The goals of this assignment were to help preservice teachers (1) understand what a text set is and (2) experience putting a text set together. The important decisions included:
- Choosing an anchor text;
- Deciding on a theme in the anchor text to explore through the text set;
- Selecting other appropriate texts.
In some instances, curriculum standards can guide the selection of texts. Some concerns about using a text set may arise. The first relates to time. You can design a text set as a way to differentiate content for students: perhaps all students read a common anchor text, but then various students read different complementary texts. Texts in a text set may also be optional reading for students intrigued by the anchor text. A text set can be used to support student projects and research. Also, you can provide annotations or other text supports to address time concerns. These annotations and text supports also can help a broader range of readers access more complex texts.
This We Believe, the guiding document of the Association of Middle Level Education (www.amle.org), encourages a middle school curriculum that is challenging, exploratory, integrative, and relevant for young adolescents. More specific to literacy, the Common Core State Standards call on students to read a range of texts of varying genres and increasing complexity across the content areas. These standards can seem daunting to preservice teachers. A text set assignment, like the one described above, is one way for teacher educators to prepare preservice teachers to plan curriculum and instruction that meets the CCSS and AMLE Standards through specific focus on one anchor text and supporting texts. In framing this assignment, these sources provided examples and guidance:
- Creating Text Sets for Whole Class Instruction (Louisiana DOE)
- Text Sets: Providing Possibilities for Adolescent Readers (Janie R. Goodman)

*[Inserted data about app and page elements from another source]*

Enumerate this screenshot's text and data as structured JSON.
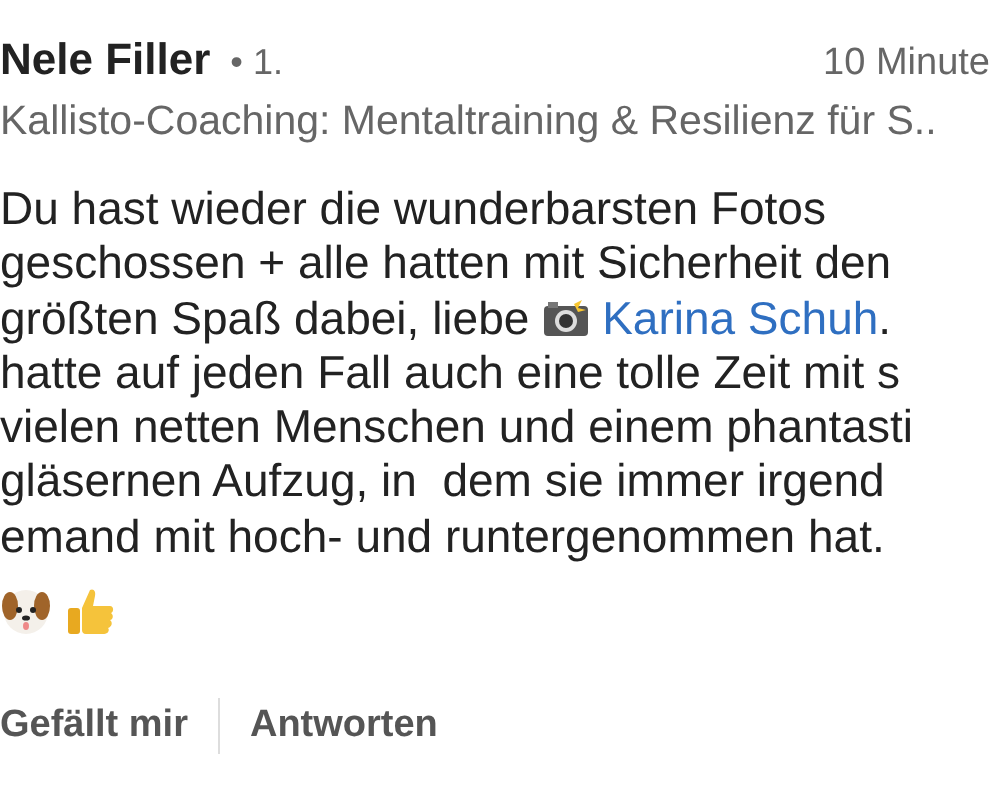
{
  "comment": {
    "author": "Nele Filler",
    "connection": "• 1.",
    "time": "10 Minute",
    "headline": "Kallisto-Coaching: Mentaltraining & Resilienz für S..",
    "body": [
      [
        {
          "kind": "text",
          "text": "Du hast wieder die wunderbarsten Fotos"
        }
      ],
      [
        {
          "kind": "text",
          "text": "geschossen + alle hatten mit Sicherheit den"
        }
      ],
      [
        {
          "kind": "text",
          "text": "größten Spaß dabei, liebe "
        },
        {
          "kind": "camera"
        },
        {
          "kind": "mention",
          "text": "Karina Schuh"
        },
        {
          "kind": "text",
          "text": "."
        }
      ],
      [
        {
          "kind": "text",
          "text": "hatte auf jeden Fall auch eine tolle Zeit mit s"
        }
      ],
      [
        {
          "kind": "text",
          "text": "vielen netten Menschen und einem phantasti"
        }
      ],
      [
        {
          "kind": "text",
          "text": "gläsernen Aufzug, in  dem sie immer irgend"
        }
      ],
      [
        {
          "kind": "text",
          "text": "emand mit hoch- und runtergenommen hat."
        }
      ],
      [
        {
          "kind": "dog"
        },
        {
          "kind": "thumbs"
        }
      ]
    ],
    "actions": [
      "Gefällt mir",
      "Antworten"
    ]
  }
}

Amanda Wall is an assistant professor in the Department of Teaching and Learning at Georgia Southern University, where she teaches courses in the middle grades program. She taught Language Arts and Latin in grades 5-12 for many years. Her articles for MiddleWeb can be found here.